╭─ Input records

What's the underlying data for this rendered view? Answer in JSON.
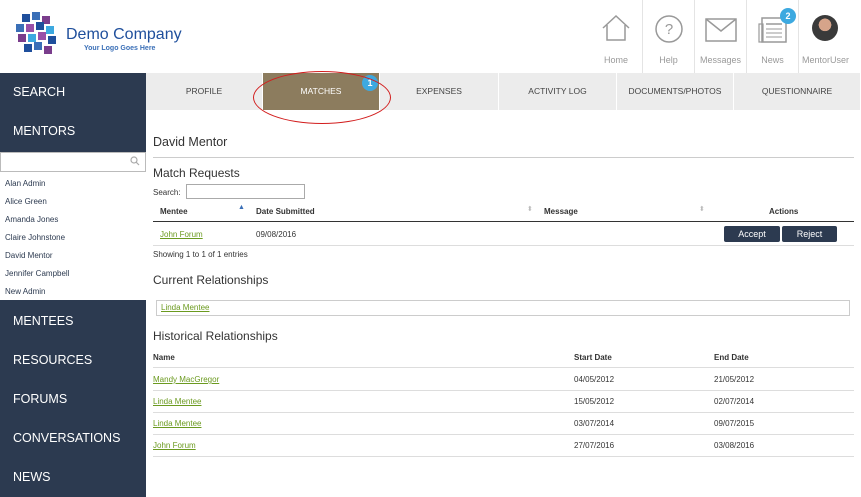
{
  "brand": {
    "name": "Demo Company",
    "tagline": "Your Logo Goes Here"
  },
  "header_icons": [
    {
      "label": "Home",
      "icon": "home-icon"
    },
    {
      "label": "Help",
      "icon": "help-icon"
    },
    {
      "label": "Messages",
      "icon": "envelope-icon"
    },
    {
      "label": "News",
      "icon": "news-icon",
      "badge": "2"
    },
    {
      "label": "MentorUser",
      "icon": "avatar"
    }
  ],
  "sidebar": {
    "top_items": [
      "SEARCH",
      "MENTORS"
    ],
    "mentor_search_placeholder": "",
    "mentors": [
      "Alan Admin",
      "Alice Green",
      "Amanda Jones",
      "Claire Johnstone",
      "David Mentor",
      "Jennifer Campbell",
      "New Admin"
    ],
    "bottom_items": [
      "MENTEES",
      "RESOURCES",
      "FORUMS",
      "CONVERSATIONS",
      "NEWS"
    ]
  },
  "tabs": [
    {
      "label": "PROFILE"
    },
    {
      "label": "MATCHES",
      "badge": "1"
    },
    {
      "label": "EXPENSES"
    },
    {
      "label": "ACTIVITY LOG"
    },
    {
      "label": "DOCUMENTS/PHOTOS"
    },
    {
      "label": "QUESTIONNAIRE"
    }
  ],
  "page_title": "David Mentor",
  "match_requests": {
    "heading": "Match Requests",
    "search_label": "Search:",
    "columns": [
      "Mentee",
      "Date Submitted",
      "Message",
      "Actions"
    ],
    "rows": [
      {
        "mentee": "John Forum",
        "date": "09/08/2016",
        "message": "",
        "accept": "Accept",
        "reject": "Reject"
      }
    ],
    "info": "Showing 1 to 1 of 1 entries"
  },
  "current": {
    "heading": "Current Relationships",
    "items": [
      "Linda Mentee"
    ]
  },
  "historical": {
    "heading": "Historical Relationships",
    "columns": [
      "Name",
      "Start Date",
      "End Date"
    ],
    "rows": [
      {
        "name": "Mandy MacGregor",
        "start": "04/05/2012",
        "end": "21/05/2012"
      },
      {
        "name": "Linda Mentee",
        "start": "15/05/2012",
        "end": "02/07/2014"
      },
      {
        "name": "Linda Mentee",
        "start": "03/07/2014",
        "end": "09/07/2015"
      },
      {
        "name": "John Forum",
        "start": "27/07/2016",
        "end": "03/08/2016"
      }
    ]
  },
  "colors": {
    "sidebar": "#2c3a50",
    "active_tab": "#8c7c5e",
    "link": "#6b9a1f",
    "badge": "#3da9e0",
    "highlight": "#d21e1e"
  }
}
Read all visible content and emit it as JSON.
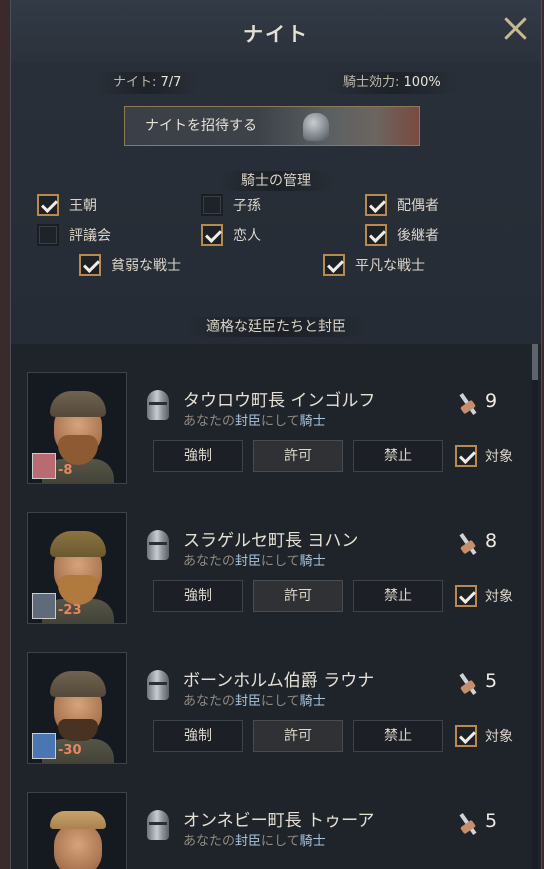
{
  "window": {
    "title": "ナイト"
  },
  "stats": {
    "knights_label": "ナイト:",
    "knights_value": "7/7",
    "effect_label": "騎士効力:",
    "effect_value": "100%"
  },
  "invite_button": "ナイトを招待する",
  "management": {
    "title": "騎士の管理",
    "options": [
      {
        "label": "王朝",
        "checked": true
      },
      {
        "label": "子孫",
        "checked": false
      },
      {
        "label": "配偶者",
        "checked": true
      },
      {
        "label": "評議会",
        "checked": false
      },
      {
        "label": "恋人",
        "checked": true
      },
      {
        "label": "後継者",
        "checked": true
      },
      {
        "label": "貧弱な戦士",
        "checked": true
      },
      {
        "label": "平凡な戦士",
        "checked": true
      }
    ]
  },
  "list_title": "適格な廷臣たちと封臣",
  "candidates": [
    {
      "name": "タウロウ町長 インゴルフ",
      "sub_pre": "あなたの",
      "sub_vassal": "封臣",
      "sub_mid": "にして",
      "sub_knight": "騎士",
      "prowess": "9",
      "opinion": "-8",
      "coa_color": "#b86b70"
    },
    {
      "name": "スラゲルセ町長 ヨハン",
      "sub_pre": "あなたの",
      "sub_vassal": "封臣",
      "sub_mid": "にして",
      "sub_knight": "騎士",
      "prowess": "8",
      "opinion": "-23",
      "coa_color": "#5f6a7a"
    },
    {
      "name": "ボーンホルム伯爵 ラウナ",
      "sub_pre": "あなたの",
      "sub_vassal": "封臣",
      "sub_mid": "にして",
      "sub_knight": "騎士",
      "prowess": "5",
      "opinion": "-30",
      "coa_color": "#4a77b3"
    },
    {
      "name": "オンネビー町長 トゥーア",
      "sub_pre": "あなたの",
      "sub_vassal": "封臣",
      "sub_mid": "にして",
      "sub_knight": "騎士",
      "prowess": "5"
    }
  ],
  "row_buttons": {
    "force": "強制",
    "allow": "許可",
    "forbid": "禁止",
    "target": "対象"
  },
  "colors": {
    "accent": "#b98a4e",
    "panel": "#262c35",
    "link": "#a8c4de",
    "opinion_negative": "#e8875e"
  }
}
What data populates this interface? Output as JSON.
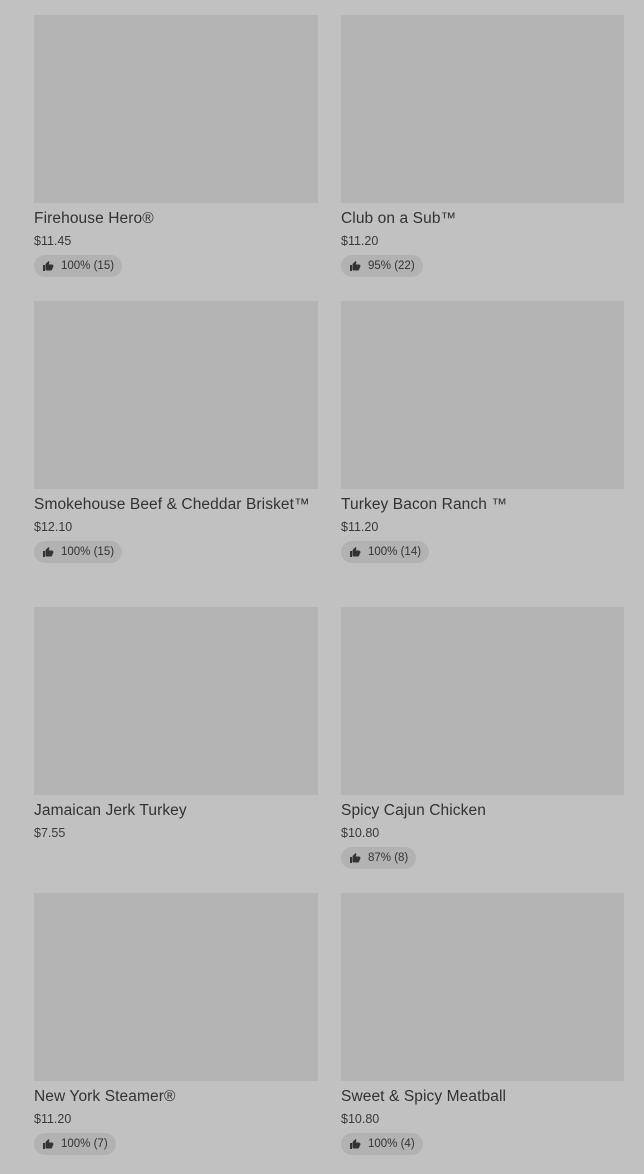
{
  "items": [
    {
      "name": "Firehouse Hero®",
      "price": "$11.45",
      "rating": "100% (15)"
    },
    {
      "name": "Club on a Sub™",
      "price": "$11.20",
      "rating": "95% (22)"
    },
    {
      "name": "Smokehouse Beef & Cheddar Brisket™",
      "price": "$12.10",
      "rating": "100% (15)"
    },
    {
      "name": "Turkey Bacon Ranch ™",
      "price": "$11.20",
      "rating": "100% (14)"
    },
    {
      "name": "Jamaican Jerk Turkey",
      "price": "$7.55",
      "rating": null
    },
    {
      "name": "Spicy Cajun Chicken",
      "price": "$10.80",
      "rating": "87% (8)"
    },
    {
      "name": "New York Steamer®",
      "price": "$11.20",
      "rating": "100% (7)"
    },
    {
      "name": "Sweet & Spicy Meatball",
      "price": "$10.80",
      "rating": "100% (4)"
    }
  ],
  "icons": {
    "rating": "thumbs-up-icon"
  },
  "colors": {
    "background": "#c1c1c1",
    "placeholder": "#b4b4b4",
    "badge": "#b2b2b2",
    "text": "#323232"
  }
}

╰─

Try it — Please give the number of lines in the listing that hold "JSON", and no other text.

Finished task — 3